IMDA graduates acquire the practice and commitment to propel adventurous and personal artistic practices to a high level. IMDA alumni present their work at distinguished museums, galleries, festivals, and conferences around the world and have garnered support from prestigious granting sources. IMDA alumni have gallery representation, run their own artists’ spaces, work in the production industry, and have teaching positions at some of the most respected art academies and universities in the field.
Visiting artists give one-on-one feedback to graduate students. Past lecturers include Janine Antoni, Zoe Beloff, Paul Chan, Annica Cuppetelli and Cristobal Mendoza, Paul DeMarinis, Toni Dove, Hasan Elahi, eteam, Karen Finley, Guillermo Gómez-Peña, Barbara Hammer, Dana Hoey, Nina Katchadourian, Larry Miller, Alison Knowles, @rtMark, Guerrilla Girls, Keith Piper, William Pope.L, Michael Rakowitz, David Rokeby, Paul Rucker, Francesc Torres, Mark Tribe, Ted Victoria, Matmos, Fred Wilson, Martha Wilson, Krzysztof Wodiczko, Karen Yasinsky, the Yes Men, and Black Lunch Table (Heather Hart and Jina Valentine).
The works in Fault Lines prove that abstraction need not be confined to the inner life of the artist.
Celeste’s sculptures all rely on natural forces to achieve balance, and thus are perpetually on the precipice of collapse.
Through “Historic Site,” an 8-foot-tall plaque and Historic Sight, a year-long rotating exhibition in Pittsburgh, the Black Cube Fellows investigate how history is constructed, remembered, and retold.
By reinventing the traditional bokashi technique, Hamanaka reminds us that nothing is dead, even when many proclaim otherwise.
The company’s mastery of the art market’s smoke and mirrors is its most impressive illusion.
Romanticism to Ruin: Two Lost Works of Sullivan and Wright memorializes Chicago’s Garrick Theatre and Buffalo’s Larkin Building, which were razed to build a parking lot and a truck stop.

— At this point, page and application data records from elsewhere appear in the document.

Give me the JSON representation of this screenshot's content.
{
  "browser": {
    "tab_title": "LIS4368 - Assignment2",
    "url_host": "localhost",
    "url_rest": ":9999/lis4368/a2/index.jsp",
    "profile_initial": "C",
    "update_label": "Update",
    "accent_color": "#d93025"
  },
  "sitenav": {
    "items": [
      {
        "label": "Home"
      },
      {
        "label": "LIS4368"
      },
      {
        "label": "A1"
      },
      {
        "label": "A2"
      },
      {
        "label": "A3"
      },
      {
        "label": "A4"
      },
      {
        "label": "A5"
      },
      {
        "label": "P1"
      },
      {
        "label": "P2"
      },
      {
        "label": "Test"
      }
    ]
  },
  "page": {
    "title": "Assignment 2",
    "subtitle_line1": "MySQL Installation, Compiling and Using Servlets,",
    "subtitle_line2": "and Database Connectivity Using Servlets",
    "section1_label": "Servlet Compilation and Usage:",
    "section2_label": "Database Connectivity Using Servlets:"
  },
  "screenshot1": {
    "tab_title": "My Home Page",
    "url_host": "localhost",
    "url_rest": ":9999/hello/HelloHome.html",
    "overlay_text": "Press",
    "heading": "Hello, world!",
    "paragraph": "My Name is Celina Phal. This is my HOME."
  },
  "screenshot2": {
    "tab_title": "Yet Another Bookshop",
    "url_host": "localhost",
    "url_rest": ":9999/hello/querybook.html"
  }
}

Sadly, though by no means surprisingly, there is precedence for this female erasure. Women have been and continue to be the executors of the invisible, unpaid, unaccredited labor that makes much of the world run smoothly.